## Description of the task
Pictures are to be omitted, and every entry below is to be restated exactly.

:::

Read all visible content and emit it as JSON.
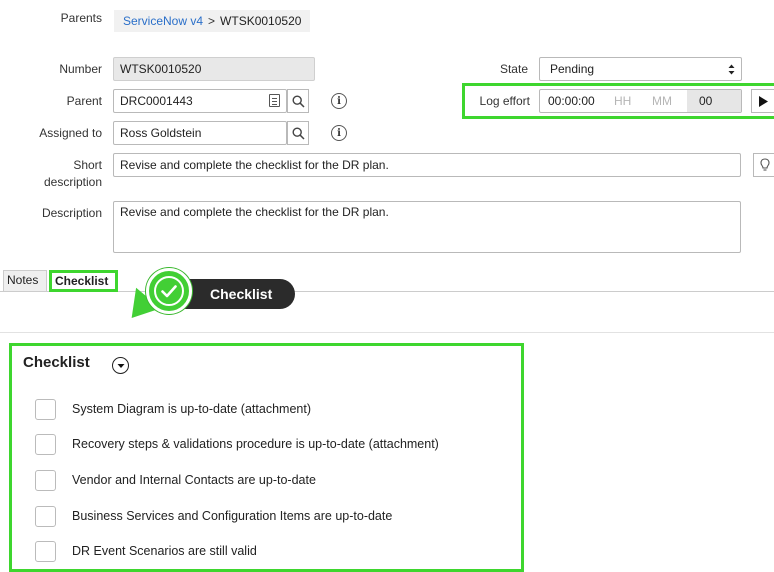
{
  "form": {
    "parents_label": "Parents",
    "breadcrumb": {
      "link": "ServiceNow v4",
      "sep": ">",
      "current": "WTSK0010520"
    },
    "number_label": "Number",
    "number_value": "WTSK0010520",
    "parent_label": "Parent",
    "parent_value": "DRC0001443",
    "assigned_label": "Assigned to",
    "assigned_value": "Ross Goldstein",
    "short_desc_label_1": "Short",
    "short_desc_label_2": "description",
    "short_desc_value": "Revise and complete the checklist for the DR plan.",
    "description_label": "Description",
    "description_value": "Revise and complete the checklist for the DR plan.",
    "state_label": "State",
    "state_value": "Pending",
    "log_effort_label": "Log effort",
    "log_effort_time": "00:00:00",
    "log_effort_hh": "HH",
    "log_effort_mm": "MM",
    "log_effort_ss": "00"
  },
  "tabs": [
    {
      "label": "Notes"
    },
    {
      "label": "Checklist"
    }
  ],
  "tooltip": {
    "label": "Checklist"
  },
  "checklist": {
    "title": "Checklist",
    "items": [
      {
        "label": "System Diagram is up-to-date (attachment)"
      },
      {
        "label": "Recovery steps & validations procedure is up-to-date (attachment)"
      },
      {
        "label": "Vendor and Internal Contacts are up-to-date"
      },
      {
        "label": "Business Services and Configuration Items are up-to-date"
      },
      {
        "label": "DR Event Scenarios are still valid"
      }
    ]
  },
  "colors": {
    "highlight": "#3ed62e",
    "link": "#2a6fc9",
    "tooltip_bg": "#2b2b2b"
  }
}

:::

## Task solution
Read all visible content and emit it as JSON.
{
  "form": {
    "parents_label": "Parents",
    "breadcrumb": {
      "link": "ServiceNow v4",
      "sep": ">",
      "current": "WTSK0010520"
    },
    "number_label": "Number",
    "number_value": "WTSK0010520",
    "parent_label": "Parent",
    "parent_value": "DRC0001443",
    "assigned_label": "Assigned to",
    "assigned_value": "Ross Goldstein",
    "short_desc_label_1": "Short",
    "short_desc_label_2": "description",
    "short_desc_value": "Revise and complete the checklist for the DR plan.",
    "description_label": "Description",
    "description_value": "Revise and complete the checklist for the DR plan.",
    "state_label": "State",
    "state_value": "Pending",
    "log_effort_label": "Log effort",
    "log_effort_time": "00:00:00",
    "log_effort_hh": "HH",
    "log_effort_mm": "MM",
    "log_effort_ss": "00"
  },
  "tabs": [
    {
      "label": "Notes"
    },
    {
      "label": "Checklist"
    }
  ],
  "tooltip": {
    "label": "Checklist"
  },
  "checklist": {
    "title": "Checklist",
    "items": [
      {
        "label": "System Diagram is up-to-date (attachment)"
      },
      {
        "label": "Recovery steps & validations procedure is up-to-date (attachment)"
      },
      {
        "label": "Vendor and Internal Contacts are up-to-date"
      },
      {
        "label": "Business Services and Configuration Items are up-to-date"
      },
      {
        "label": "DR Event Scenarios are still valid"
      }
    ]
  },
  "colors": {
    "highlight": "#3ed62e",
    "link": "#2a6fc9",
    "tooltip_bg": "#2b2b2b"
  }
}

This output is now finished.